LariAnn
4.4 / 5 (13) Dec 27, 2010
Yep, if there were a "how-to" for regular non-lawyer folks to file small-claims lawsuits against spammers and we did it by the millions, millions of lawsuits, perhaps the *#%$@ spammers would quit their annoying efforts and find real constructive work with which to earn a well-deserved income.
plasticpower
4.3 / 5 (6) Dec 27, 2010
This man is like a superhero. I'd pay my taxes to employ more like him.
wileruilaer
3 / 5 (2) Dec 28, 2010
@LariAnn: Not that I don't sympathize, but wouldn't that effectively be like we were spamming the courts?
Nik_2213
3 / 5 (2) Dec 28, 2010
Go, Dan, Go !!

When my ISP began filtering spam, it cut my junk-mail by better than ~90%.

Even so, I still get regular appeals to help transfer billions of dubious dollars out of eg Nigeria...

D'uh, if even one such offer was genuine, I could pay NASA to land a football team on Mars...
Tesla444
3 / 5 (2) Dec 28, 2010
Great job Dan! Keep up the good work, I hope you make $millions from these Spammers. The book idea is a good one, adding a few hundred more suit filers may just have a major impact on the Spammers. Yes, it would be like 'spamming the courts', but it would be short lived and millions of people would be better off and more will be employed to deal with the suits and by companies that don't need to focus so much on stopping this scourge.........
Clearly, geokstr is being a JERK and deserves all the SPAM he gets -- I hope he gets targeted until the end of email. He obviously doesn't know the meaning of the word 'frivolous'. If these were 'frivolous' why does Dan win all the time?
Deft
3.7 / 5 (3) Dec 31, 2010
This article statement that they "found out that he had over 100 email accounts". Who cares? As long as he isn't using them for illegal or illicit purpose, who simply cares. Many people have many email accounts. It is a management strategy to organize their emails based upon the factions in their lives. Some people are multi-dimensional ---otheres, um..... are not! So, if it helps him keep track of what he is processing who simply cares. That is between him and his internet providers with the assumption that all communiques have no illegal and/or illicit purposes. So far, I love this guy!
panorama
3.7 / 5 (3) Dec 31, 2010
My question is...how do they know I'm small down there?!?!??!
GaryB
5 / 5 (1) Jan 01, 2011

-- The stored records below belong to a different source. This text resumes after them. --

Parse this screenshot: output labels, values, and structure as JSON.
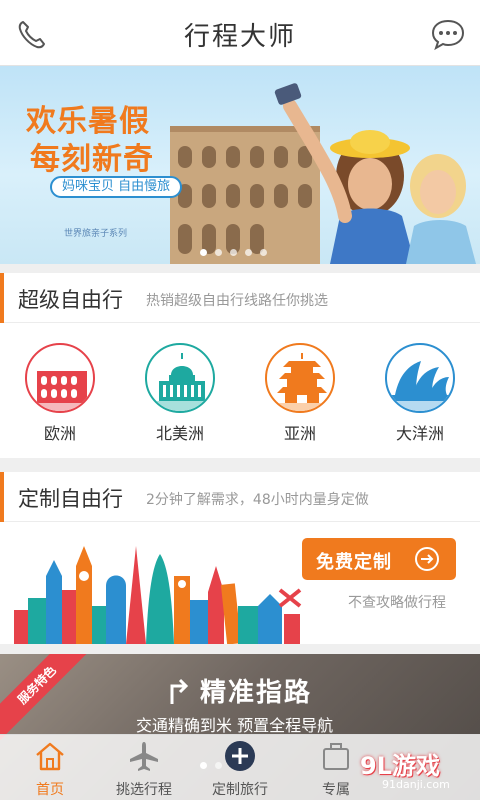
{
  "header": {
    "title": "行程大师",
    "phone_icon": "phone-icon",
    "chat_icon": "chat-bubble-icon"
  },
  "banner": {
    "headline_1": "欢乐暑假",
    "headline_2": "每刻新奇",
    "tagline": "妈咪宝贝 自由慢旅",
    "series": "世界旅亲子系列",
    "colors": {
      "headline": "#f07a1e",
      "tagline": "#2c8fd0"
    }
  },
  "section_free": {
    "title": "超级自由行",
    "subtitle": "热销超级自由行线路任你挑选"
  },
  "regions": [
    {
      "label": "欧洲",
      "icon": "colosseum-icon",
      "color": "#e6424a"
    },
    {
      "label": "北美洲",
      "icon": "capitol-icon",
      "color": "#1ea9a0"
    },
    {
      "label": "亚洲",
      "icon": "pagoda-icon",
      "color": "#f07a1e"
    },
    {
      "label": "大洋洲",
      "icon": "opera-house-icon",
      "color": "#2c8fd0"
    }
  ],
  "section_custom": {
    "title": "定制自由行",
    "subtitle": "2分钟了解需求，48小时内量身定做"
  },
  "custom": {
    "button_label": "免费定制",
    "note": "不查攻略做行程"
  },
  "service": {
    "badge": "服务特色",
    "title": "精准指路",
    "subtitle": "交通精确到米  预置全程导航"
  },
  "nav": [
    {
      "label": "首页",
      "icon": "home-icon",
      "active": true
    },
    {
      "label": "挑选行程",
      "icon": "airplane-icon",
      "active": false
    },
    {
      "label": "定制旅行",
      "icon": "plus-circle-icon",
      "active": false
    },
    {
      "label": "专属",
      "icon": "briefcase-icon",
      "active": false
    }
  ],
  "watermark": {
    "brand": "9L游戏",
    "site": "91danji.com"
  },
  "accent": "#f07a1e"
}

...
I really could care less about "spammers'. My aol has a spam filter, and I can delete the junk that makes it through in a few seconds every day...


Oi vey, aol. You obviously don't do much on the net. I run sites with software information and am in a constant battle with spammers. I'd love him to sue for me, it takes up a lot of time to keep useful information up for people in the face of people trying to take a free ride on the attention my site gets and use the free attention to hawk junk or fraud.